Preserving Cultures: ACT helps the keepers of the forest keep the forest
Saving Amazon rainforests is the goal of many environmental groups around the world, but the Amazon Conservation Team (ACT) differs from most of its fellow organizations in its motivations. "The agenda we have is driven by the Indians," said Executive Director Liliana Madrigal. ACT strives to work with indigenous people to preserve their cultures, as well as the plants and animals living in their midst. Founded in 1995 by Madrigal and noted author and conservationist Mark Plotkin, the group has paired Western conservationists with shamans, tribal elders and local authorities from about 30 tribes in several countries to preserve the traditional medicine and land of the indigenous people in the Amazon. ACT has helped map over 30 million acres of rainforest; currently its members and partner tribes are plotting land in Brazil, Suriname and Colombia using GPS technology. Western-trained cartographers are working with the Indians to compose these maps. One of the results is better protection from extractive industries, and from encroachment by miners and settlers that may environmentally compromise the Indians' native land.
Yet the group's work goes beyond just saving the environment—its Shamans and Apprentices Program provides young men and women in partner tribes with small stipends so they can learn knowledge of medicinal plants and practices from their elders. Like many indigenous cultures around the world, people native to the Amazon have been heavily influenced by Western culture in recent years, often with strongly adverse effects on the cohesion of their communities and the continuity of their traditions.
This is true of both the men and women in Indian tribes.

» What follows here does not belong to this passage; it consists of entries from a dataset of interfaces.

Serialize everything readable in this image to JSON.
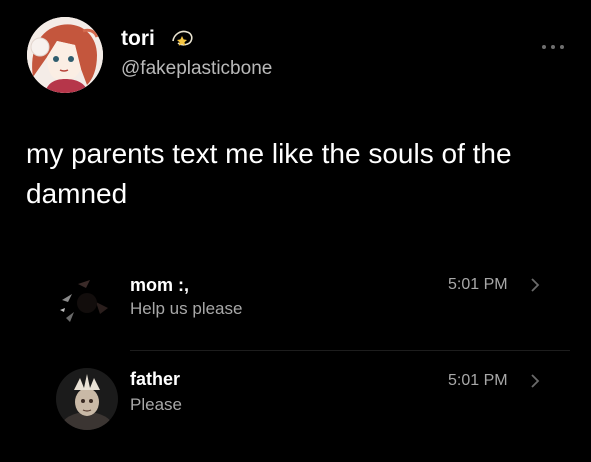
{
  "tweet": {
    "author": {
      "display_name": "tori",
      "name_emoji_icon": "dizzy-star-icon",
      "handle": "@fakeplasticbone",
      "avatar_icon": "anime-avatar-icon"
    },
    "more_icon": "more-dots-icon",
    "text": "my parents text me like the souls of the damned"
  },
  "messages": {
    "conversations": [
      {
        "name": "mom :,",
        "preview": "Help us please",
        "time": "5:01 PM",
        "avatar_icon": "dark-glitch-avatar-icon",
        "chevron_icon": "chevron-right-icon"
      },
      {
        "name": "father",
        "preview": "Please",
        "time": "5:01 PM",
        "avatar_icon": "skull-figure-avatar-icon",
        "chevron_icon": "chevron-right-icon"
      }
    ]
  },
  "colors": {
    "background": "#000000",
    "primary_text": "#ffffff",
    "secondary_text": "#a8a8a8",
    "handle_text": "#b9b9b9"
  }
}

However, ACT faced an additional obstacle in working with indigenous women. "We recognized the role women played, but it was very hard to get to work with them," Madrigal explained. The traditional Indian societies required ACT to earn the trust of male tribal leaders and shaman before they could interact with the women. "It literally took five years before we were able to even think about developing something," she said. In 2004, ACT finally began a women's program in Colombia at the request of male healers.
Many of the practices of women healers already seem antiquated to Indian women in their 30s and 40s, Madrigal said. Because of the increased acculturation in the communities, as well as the declining health of the most knowledgeable female healers, the indigenous communities ACT works with in the Colombian piedmont are in danger of losing much of their traditional knowledge. Tribal leaders helped assemble the most knowledgeable elder women in six Colombian tribes in Feb. 2004; the team lived in a house together for a week, cooking and sharing stories about the future and the past, as well as discussing traditional medicines.
The Amazon rainforest is home to millions of different species; many are found nowhere else on earth. Yet in this precious milieu, habitat destruction and the actions of humans constantly harm both animals and plants. In the Americas, 39 percent of amphibians are threatened or endangered—particularly in an area of Colombia where ACT works. Countless birds and even large mammals may also some day be extinct because of deforestation and over-hunting. A preservation of indigenous cultures and habitats is crucial to the survival of the spectacular species living in this region.
In early June, this progress was highlighted in another gathering of 40 women healers, with 11 new "health promoters" who serve as a bridge between the elder healers, their apprentices and the formal health services to help empower them to pass their knowledge to other women in their communities and to assist in the attainment of the rights enumerated in the Colombian Constitution. Hard work lies ahead for Madrigal and her team, but having the opportunity to improve the lives of many by preserving a culture and its land for future generations more than compensates ACT's ongoing effort.